use serde::{Serialize, Deserialize};

#[derive(Serialize, Deserialize, PartialEq, Debug)]
struct Entity {
    x: f32,
    y: f32,
}

#[derive(Serialize, Deserialize, PartialEq, Debug)]
struct World(Vec<Entity>);

fn main() {
    let world = World(vec![Entity { x: 0.0, y: 4.0 }, Entity { x: 10.0, y: 20.5 }]);

    let encoded: Vec<u8> = bincode::serialize(&world).unwrap();

    // 8 bytes for the length of the vector, 4 bytes per float.
    assert_eq!(encoded.len(), 8 + 4 * 4);

    let decoded: World = bincode::deserialize(&encoded[..]).unwrap();

    assert_eq!(world, decoded);
}

Details

The encoding (and thus decoding) proceeds unsurprisingly -- primitive types are encoded according to the underlying Writer, tuples and structs are encoded by encoding their fields one-by-one, and enums are encoded by first writing out the tag representing the variant and then the contents.

However, there are some implementation details to be aware of:

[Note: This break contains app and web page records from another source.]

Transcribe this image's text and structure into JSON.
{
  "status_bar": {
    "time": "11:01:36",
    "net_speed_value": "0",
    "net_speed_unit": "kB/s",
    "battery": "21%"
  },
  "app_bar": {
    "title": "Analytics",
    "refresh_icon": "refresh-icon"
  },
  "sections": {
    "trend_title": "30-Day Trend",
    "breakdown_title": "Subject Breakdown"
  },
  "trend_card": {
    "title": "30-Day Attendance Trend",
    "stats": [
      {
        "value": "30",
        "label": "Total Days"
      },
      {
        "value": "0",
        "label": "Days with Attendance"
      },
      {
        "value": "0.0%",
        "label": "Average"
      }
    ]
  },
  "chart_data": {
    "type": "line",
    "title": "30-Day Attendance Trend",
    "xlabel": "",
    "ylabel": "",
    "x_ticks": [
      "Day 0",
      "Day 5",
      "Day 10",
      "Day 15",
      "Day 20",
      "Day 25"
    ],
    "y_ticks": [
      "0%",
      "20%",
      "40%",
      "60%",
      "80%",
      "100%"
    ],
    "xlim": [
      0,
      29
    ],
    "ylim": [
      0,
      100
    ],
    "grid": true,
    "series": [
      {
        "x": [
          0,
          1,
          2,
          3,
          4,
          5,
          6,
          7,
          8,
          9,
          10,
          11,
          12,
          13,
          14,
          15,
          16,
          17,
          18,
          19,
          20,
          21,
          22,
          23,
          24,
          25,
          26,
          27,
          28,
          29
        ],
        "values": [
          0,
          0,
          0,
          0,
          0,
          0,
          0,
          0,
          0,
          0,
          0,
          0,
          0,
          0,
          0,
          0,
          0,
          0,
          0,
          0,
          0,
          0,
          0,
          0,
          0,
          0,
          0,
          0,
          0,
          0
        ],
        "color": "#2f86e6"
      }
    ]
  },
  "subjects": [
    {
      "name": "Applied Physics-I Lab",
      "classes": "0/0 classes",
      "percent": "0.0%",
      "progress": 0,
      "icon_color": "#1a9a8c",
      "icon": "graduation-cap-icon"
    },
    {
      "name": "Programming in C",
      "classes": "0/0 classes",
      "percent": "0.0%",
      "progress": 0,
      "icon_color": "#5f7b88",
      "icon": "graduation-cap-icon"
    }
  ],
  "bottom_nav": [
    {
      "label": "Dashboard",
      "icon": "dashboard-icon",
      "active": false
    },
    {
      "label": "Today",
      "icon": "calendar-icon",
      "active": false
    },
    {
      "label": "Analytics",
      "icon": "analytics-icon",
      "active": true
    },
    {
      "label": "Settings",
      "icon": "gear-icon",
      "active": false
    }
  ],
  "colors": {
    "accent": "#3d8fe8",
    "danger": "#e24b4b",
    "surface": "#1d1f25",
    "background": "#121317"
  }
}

  • isize/usize are encoded as i64/u64, for portability.
  • enums variants are encoded as a u32 instead of a usize. u32 is enough for all practical uses.
  • str is encoded as (u64, &[u8]), where the u64 is the number of bytes contained in the encoded string.

Dependencies

~240–390KB